*** Information supplied Section Begins ***
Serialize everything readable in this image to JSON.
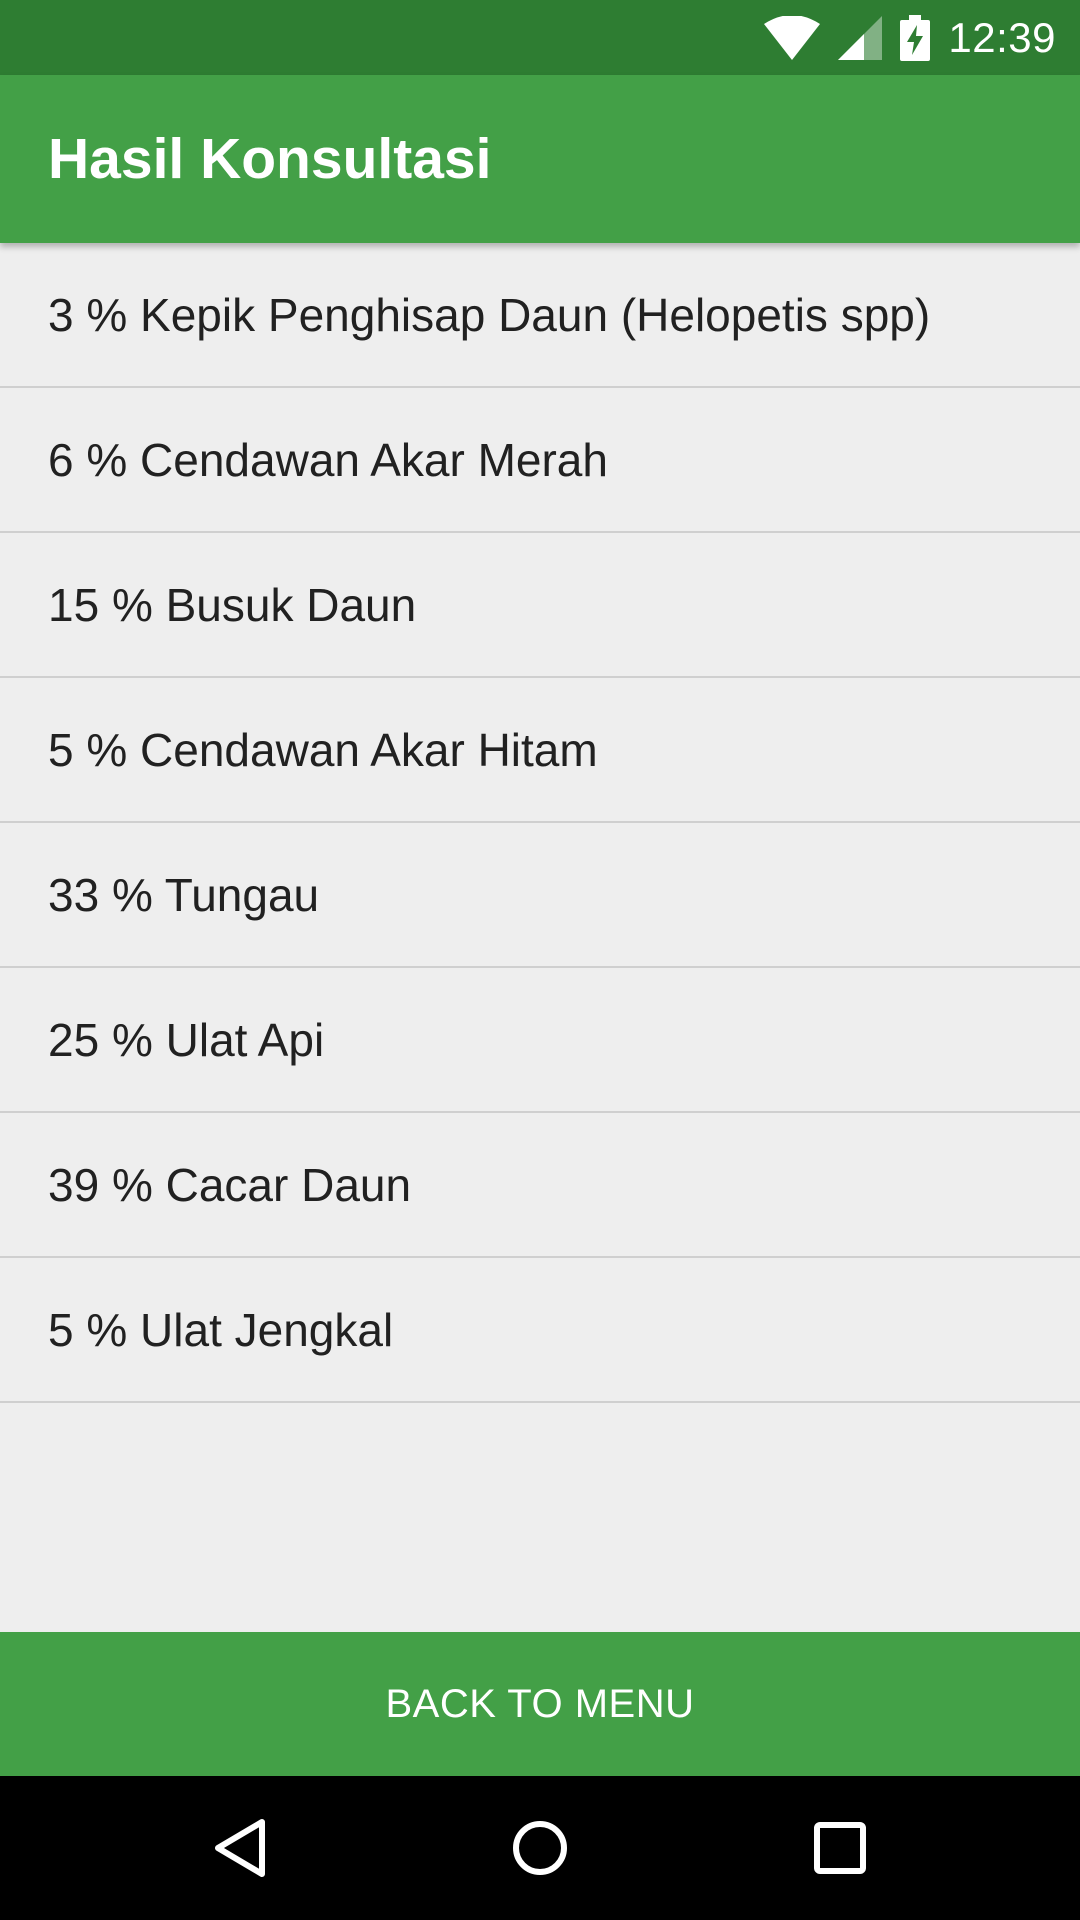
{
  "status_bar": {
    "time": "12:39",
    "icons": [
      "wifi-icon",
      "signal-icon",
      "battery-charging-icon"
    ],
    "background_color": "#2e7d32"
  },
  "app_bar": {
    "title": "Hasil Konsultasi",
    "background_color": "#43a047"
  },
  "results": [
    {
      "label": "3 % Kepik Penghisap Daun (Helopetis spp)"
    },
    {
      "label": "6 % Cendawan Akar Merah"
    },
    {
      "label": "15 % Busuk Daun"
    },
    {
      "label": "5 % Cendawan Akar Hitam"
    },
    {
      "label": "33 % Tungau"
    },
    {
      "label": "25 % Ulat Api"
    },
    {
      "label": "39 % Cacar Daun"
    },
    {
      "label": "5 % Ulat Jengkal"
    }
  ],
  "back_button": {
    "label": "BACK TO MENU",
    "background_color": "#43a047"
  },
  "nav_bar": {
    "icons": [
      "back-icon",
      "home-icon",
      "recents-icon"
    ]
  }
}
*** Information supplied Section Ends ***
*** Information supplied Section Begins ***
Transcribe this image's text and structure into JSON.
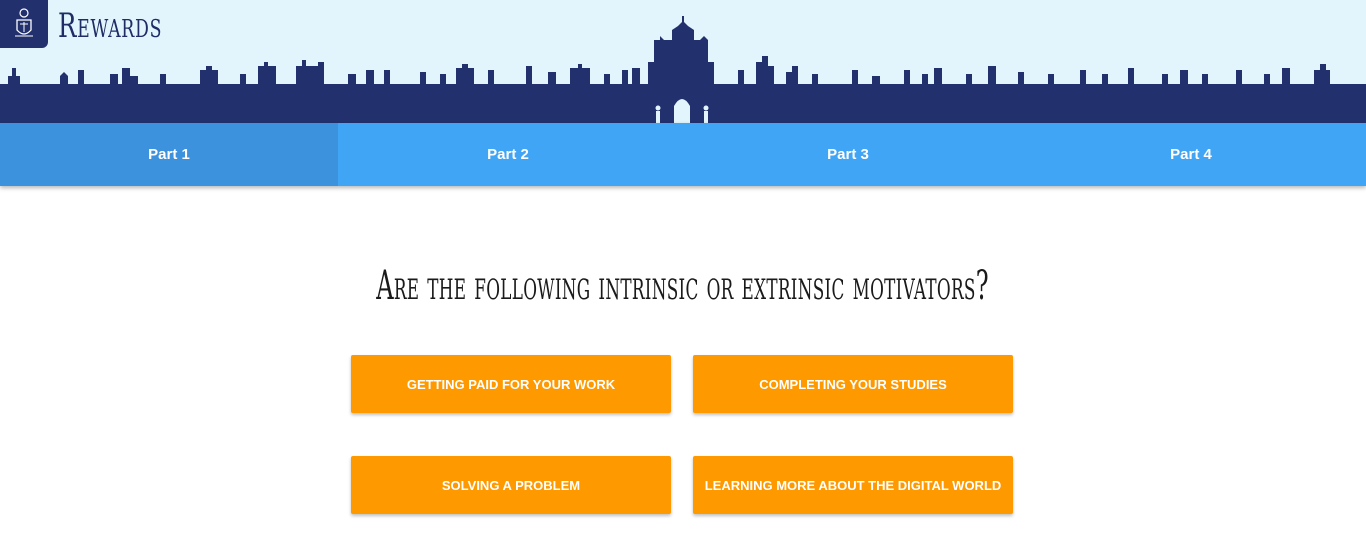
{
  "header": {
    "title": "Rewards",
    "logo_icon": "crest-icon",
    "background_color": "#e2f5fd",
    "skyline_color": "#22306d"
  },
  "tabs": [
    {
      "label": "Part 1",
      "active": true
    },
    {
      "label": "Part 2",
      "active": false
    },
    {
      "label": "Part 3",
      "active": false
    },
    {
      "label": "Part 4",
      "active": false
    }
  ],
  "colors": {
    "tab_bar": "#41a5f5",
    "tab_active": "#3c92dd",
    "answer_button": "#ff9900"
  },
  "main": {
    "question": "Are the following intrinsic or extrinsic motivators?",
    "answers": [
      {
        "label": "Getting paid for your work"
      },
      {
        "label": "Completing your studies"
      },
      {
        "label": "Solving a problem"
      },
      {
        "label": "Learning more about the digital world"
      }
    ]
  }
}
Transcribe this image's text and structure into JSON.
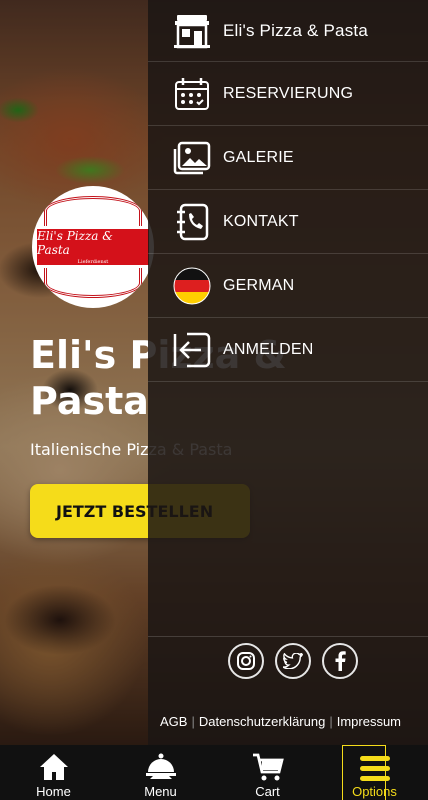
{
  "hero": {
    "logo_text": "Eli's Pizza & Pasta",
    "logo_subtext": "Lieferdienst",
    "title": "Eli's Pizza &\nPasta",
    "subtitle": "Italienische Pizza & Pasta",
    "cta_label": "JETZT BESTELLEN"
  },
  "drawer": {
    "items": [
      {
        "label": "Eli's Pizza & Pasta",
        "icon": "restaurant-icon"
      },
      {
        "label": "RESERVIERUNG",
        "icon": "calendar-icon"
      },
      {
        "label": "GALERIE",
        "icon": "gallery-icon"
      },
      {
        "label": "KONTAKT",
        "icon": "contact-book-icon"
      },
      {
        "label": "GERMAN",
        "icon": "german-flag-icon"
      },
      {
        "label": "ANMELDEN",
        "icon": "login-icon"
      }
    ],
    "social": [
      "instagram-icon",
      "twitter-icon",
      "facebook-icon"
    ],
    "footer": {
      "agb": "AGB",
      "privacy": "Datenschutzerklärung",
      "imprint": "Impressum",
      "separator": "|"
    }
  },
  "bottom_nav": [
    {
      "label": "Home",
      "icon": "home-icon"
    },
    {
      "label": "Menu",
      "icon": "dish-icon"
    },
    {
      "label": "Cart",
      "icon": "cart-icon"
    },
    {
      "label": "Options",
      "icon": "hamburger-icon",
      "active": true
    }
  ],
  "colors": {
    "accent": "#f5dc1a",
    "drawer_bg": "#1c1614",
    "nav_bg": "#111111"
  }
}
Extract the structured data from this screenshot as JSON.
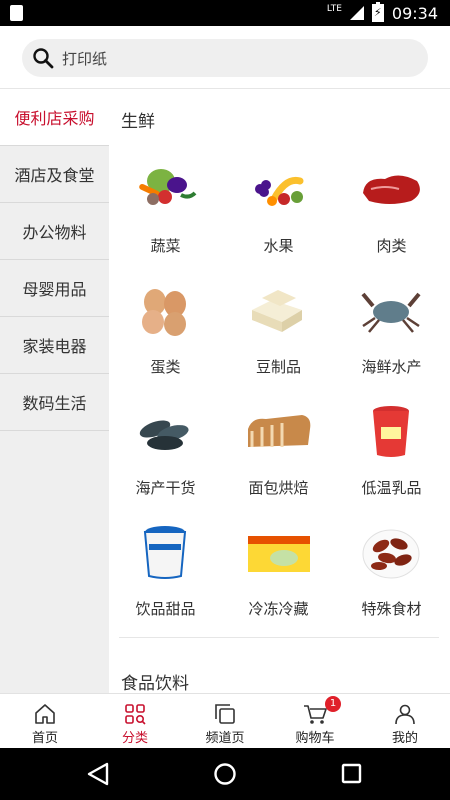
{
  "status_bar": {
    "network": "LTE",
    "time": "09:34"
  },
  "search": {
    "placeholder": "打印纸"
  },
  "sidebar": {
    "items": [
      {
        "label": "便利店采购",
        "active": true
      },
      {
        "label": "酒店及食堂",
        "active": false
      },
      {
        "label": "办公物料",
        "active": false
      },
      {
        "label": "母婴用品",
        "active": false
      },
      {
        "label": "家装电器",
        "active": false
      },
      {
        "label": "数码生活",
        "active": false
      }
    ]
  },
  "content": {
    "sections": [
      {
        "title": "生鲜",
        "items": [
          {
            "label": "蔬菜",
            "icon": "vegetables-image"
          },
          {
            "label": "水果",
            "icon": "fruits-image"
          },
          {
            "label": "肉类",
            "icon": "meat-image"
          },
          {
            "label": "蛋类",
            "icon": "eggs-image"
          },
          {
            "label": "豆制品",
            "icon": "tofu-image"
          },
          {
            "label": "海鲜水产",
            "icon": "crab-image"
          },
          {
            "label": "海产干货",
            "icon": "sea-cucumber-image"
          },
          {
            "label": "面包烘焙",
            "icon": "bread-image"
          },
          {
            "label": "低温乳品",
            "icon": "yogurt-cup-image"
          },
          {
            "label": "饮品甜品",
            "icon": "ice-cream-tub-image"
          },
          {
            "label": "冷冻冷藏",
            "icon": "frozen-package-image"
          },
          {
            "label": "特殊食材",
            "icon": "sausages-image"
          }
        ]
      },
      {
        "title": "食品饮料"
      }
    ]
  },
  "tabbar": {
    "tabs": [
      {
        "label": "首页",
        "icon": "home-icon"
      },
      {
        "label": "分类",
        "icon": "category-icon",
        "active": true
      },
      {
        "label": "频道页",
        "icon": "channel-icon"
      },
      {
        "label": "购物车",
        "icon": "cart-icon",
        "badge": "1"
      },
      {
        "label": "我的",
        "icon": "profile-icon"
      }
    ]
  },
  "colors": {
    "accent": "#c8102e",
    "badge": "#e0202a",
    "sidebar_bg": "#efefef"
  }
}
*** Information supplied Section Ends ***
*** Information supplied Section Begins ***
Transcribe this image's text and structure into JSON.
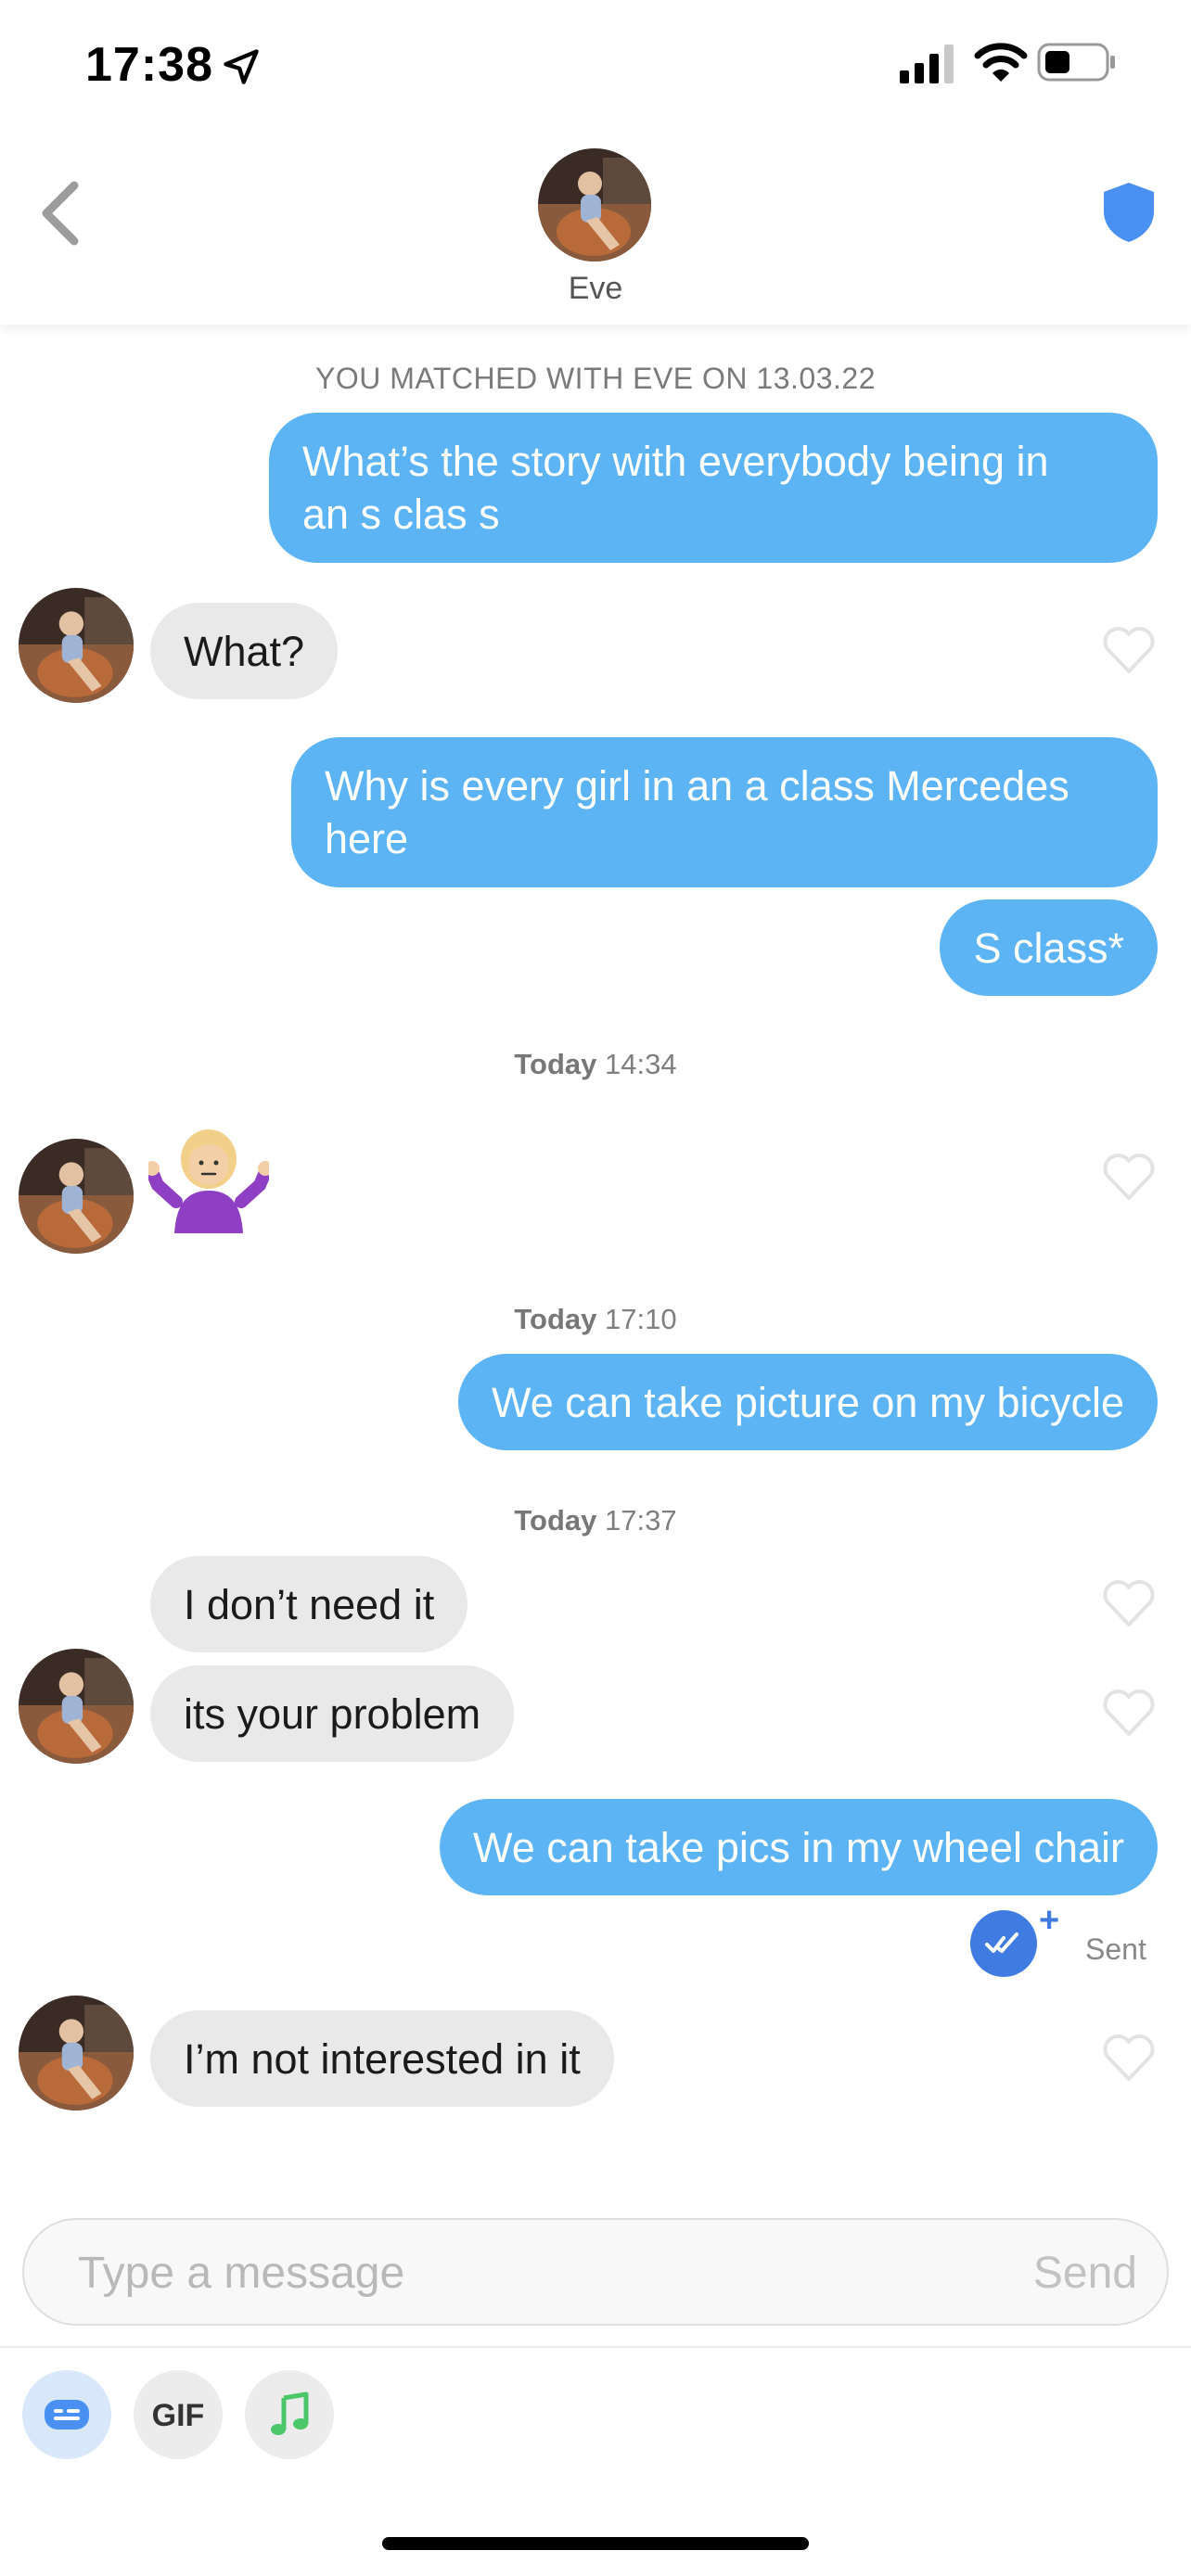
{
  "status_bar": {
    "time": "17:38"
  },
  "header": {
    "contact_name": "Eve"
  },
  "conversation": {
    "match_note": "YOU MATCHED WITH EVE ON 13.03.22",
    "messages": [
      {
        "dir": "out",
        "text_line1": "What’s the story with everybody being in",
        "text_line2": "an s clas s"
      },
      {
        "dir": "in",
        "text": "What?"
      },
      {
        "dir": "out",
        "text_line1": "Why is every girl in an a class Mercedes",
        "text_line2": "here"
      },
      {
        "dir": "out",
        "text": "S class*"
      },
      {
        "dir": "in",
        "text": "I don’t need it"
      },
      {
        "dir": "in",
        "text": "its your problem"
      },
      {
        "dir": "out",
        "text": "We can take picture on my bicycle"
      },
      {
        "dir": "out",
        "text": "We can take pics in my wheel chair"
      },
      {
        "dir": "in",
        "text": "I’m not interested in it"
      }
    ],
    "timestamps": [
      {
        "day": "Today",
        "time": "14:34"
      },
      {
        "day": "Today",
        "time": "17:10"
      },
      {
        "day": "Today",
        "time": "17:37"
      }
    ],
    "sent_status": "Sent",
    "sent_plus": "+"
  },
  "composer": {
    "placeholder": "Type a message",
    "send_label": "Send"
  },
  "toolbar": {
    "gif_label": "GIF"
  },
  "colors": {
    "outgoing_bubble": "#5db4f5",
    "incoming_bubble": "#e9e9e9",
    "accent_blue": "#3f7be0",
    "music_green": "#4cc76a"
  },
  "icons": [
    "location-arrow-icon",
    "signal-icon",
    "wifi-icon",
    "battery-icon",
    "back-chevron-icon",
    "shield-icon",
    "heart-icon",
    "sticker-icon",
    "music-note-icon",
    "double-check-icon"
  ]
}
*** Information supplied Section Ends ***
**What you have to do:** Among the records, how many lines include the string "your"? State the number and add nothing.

**Result of the exercise:** 3